== WHAT IS BEING ASKED ==
Would you copy the entries that follow exactly, leaving out every picture?

== LISTED ENTRIES ==
════
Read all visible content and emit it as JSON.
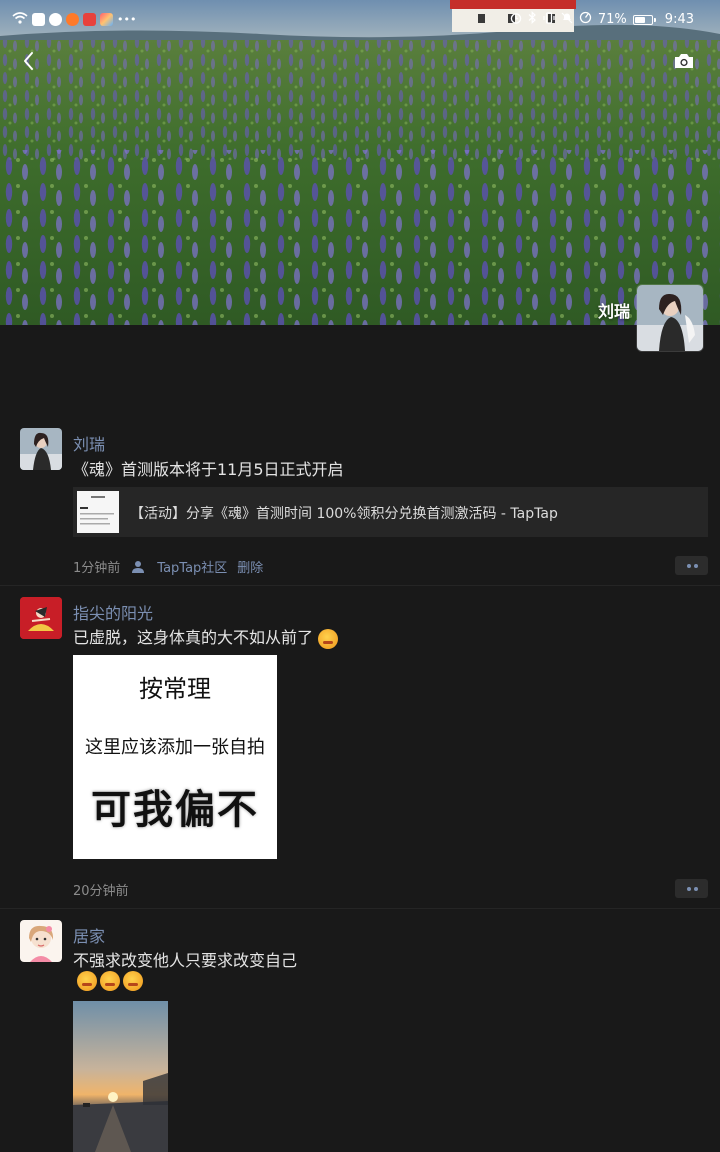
{
  "status_bar": {
    "battery": "71%",
    "battery_level": 0.71,
    "time": "9:43"
  },
  "cover": {
    "back_icon": "chevron-left-icon",
    "camera_icon": "camera-icon"
  },
  "profile": {
    "name": "刘瑞"
  },
  "posts": [
    {
      "author": "刘瑞",
      "text": "《魂》首测版本将于11月5日正式开启",
      "share_title": "【活动】分享《魂》首测时间 100%领积分兑换首测激活码 - TapTap",
      "time": "1分钟前",
      "source": "TapTap社区",
      "delete_label": "删除"
    },
    {
      "author": "指尖的阳光",
      "text": "已虚脱，这身体真的大不如从前了",
      "image_lines": [
        "按常理",
        "这里应该添加一张自拍",
        "可我偏不"
      ],
      "time": "20分钟前"
    },
    {
      "author": "居家",
      "text": "不强求改变他人只要求改变自己"
    }
  ],
  "colors": {
    "background": "#191919",
    "link": "#7b8fb2",
    "text": "#e4e4e4",
    "meta": "#8b8b8b"
  }
}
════
== SOLUTION FOR THIS TASK ==
Read all visible content and emit it as JSON.
{
  "status_bar": {
    "battery": "71%",
    "battery_level": 0.71,
    "time": "9:43"
  },
  "cover": {
    "back_icon": "chevron-left-icon",
    "camera_icon": "camera-icon"
  },
  "profile": {
    "name": "刘瑞"
  },
  "posts": [
    {
      "author": "刘瑞",
      "text": "《魂》首测版本将于11月5日正式开启",
      "share_title": "【活动】分享《魂》首测时间 100%领积分兑换首测激活码 - TapTap",
      "time": "1分钟前",
      "source": "TapTap社区",
      "delete_label": "删除"
    },
    {
      "author": "指尖的阳光",
      "text": "已虚脱，这身体真的大不如从前了",
      "image_lines": [
        "按常理",
        "这里应该添加一张自拍",
        "可我偏不"
      ],
      "time": "20分钟前"
    },
    {
      "author": "居家",
      "text": "不强求改变他人只要求改变自己"
    }
  ],
  "colors": {
    "background": "#191919",
    "link": "#7b8fb2",
    "text": "#e4e4e4",
    "meta": "#8b8b8b"
  }
}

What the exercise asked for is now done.